As many of you know, I recently returned from the Union for Reform Judaism’s Biennial Convention. This year’s convention was held in Chicago and both Nancy Margulis and Naomi Homrighausen were able to attend with me (along with 5,000 other Jews from all over North America, Israel, and the rest of the Jewish world).
As always, it was an excellent convention. There are so many wonderful workshops, sessions, classes, services, musicians, that it’s impossible to do everything. Particular highlights, for me, included text study with my Hebrew Union College professors and the daily minyan (especially the Shabbat services that I don’t have to lead).
Though every Biennial has an amazing list of Jewish vendors selling everything from trinkets to sanctuary design, this year I specifically sought out two of them. The first were the publishers at Behrman House, a major supplier of Jewish curricula for our religious schools. We’ve used a lot of their books over the years, and have even begun using their “Hebrew in Harmony” software on the iPads in our Hebrew School. After a nice conversation with them about our school and our needs I came away with a new curriculum to use next year with our Confirmation students.
The other vendor I sought out was the Sofer on Site – a torah scribe who will come out to Cedar Rapids and evaluate our Torah scrolls. We have seven scrolls that are all in need of some care, so with the Board’s permission, I spoke to Rabbi Druin about visiting. One of the wonderful things about the Sofer on Site, as the name suggests, is that he does all his repair work on site so we will have the unique opportunity to watch how this is done. We’ll be sure to let you know when we have these details.
Finally, no Biennial would be complete without a keynote address from the president of the Union for Reform Judaism, Rabbi Rick Jacobs. During this address, Rabbi Jacobs sets an agenda for the next two years. Some years he pushes us to examine how we educate our youth, other years he’s focused on programs for adults. This year’s theme was inclusion. In particular, he spoke of expanding our tent, of being open and welcoming to all who identify as Jewish – Jews of color, LGBTQ Jews, non-binary Jews. He reminded us that the demographics of the world are changing, that the Baby Boomers are no longer the majority of our population, the Millennials are, and that this large, young group of Jews has very different expectations from our communities. We know that religious affiliation, across all religions, is decreasing rapidly. One of the ways we can fight this trend is to be open and welcoming to all.

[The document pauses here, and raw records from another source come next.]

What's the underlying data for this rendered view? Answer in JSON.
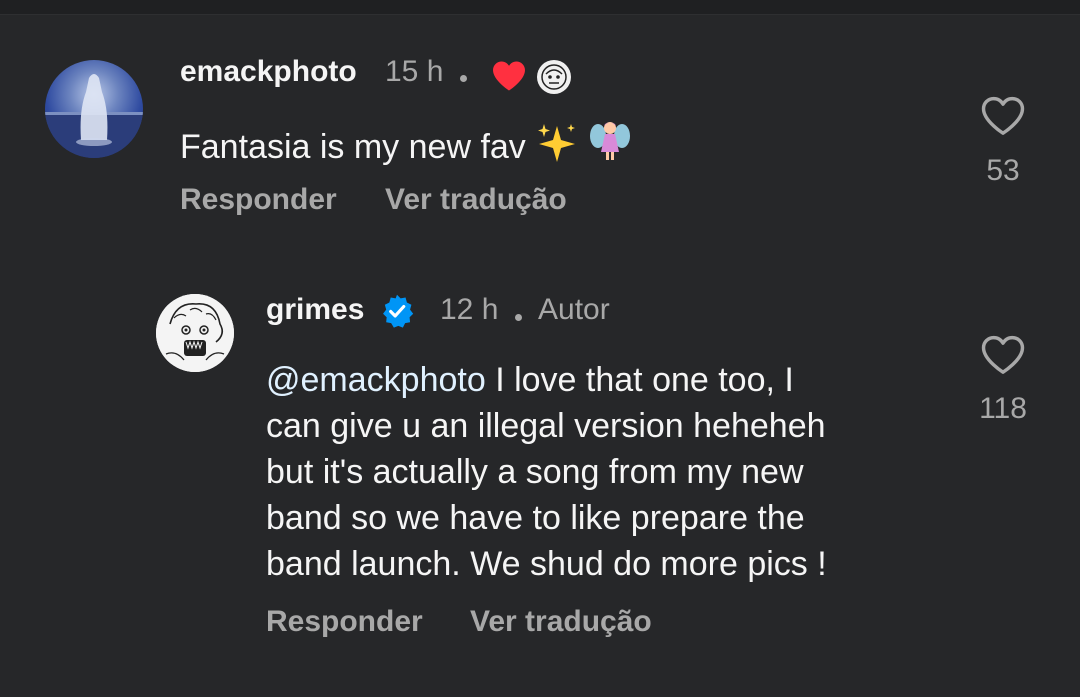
{
  "comments": [
    {
      "username": "emackphoto",
      "time": "15 h",
      "text": "Fantasia is my new fav",
      "reply_label": "Responder",
      "translate_label": "Ver tradução",
      "likes": "53"
    },
    {
      "username": "grimes",
      "time": "12 h",
      "author_label": "Autor",
      "mention": "@emackphoto",
      "text_lines": [
        " I love that one too, I",
        "can give u an illegal version heheheh",
        "but it's actually a song from my new",
        "band so we have to like prepare the",
        "band launch.  We shud do more pics !"
      ],
      "reply_label": "Responder",
      "translate_label": "Ver tradução",
      "likes": "118"
    }
  ],
  "icons": {
    "like": "heart-outline-icon",
    "creator_like": "heart-filled-icon",
    "verified": "verified-badge-icon"
  },
  "colors": {
    "background": "#262729",
    "heart_red": "#ff3040",
    "verified_blue": "#0095f6",
    "muted_text": "#a8a8a8"
  }
}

There are wonderful highlights and video clips from the Biennial here. I look forward to sharing more about my Biennial experience over the coming year.
For now, may you all have a Happy Chanukah and a Wonderful New Year.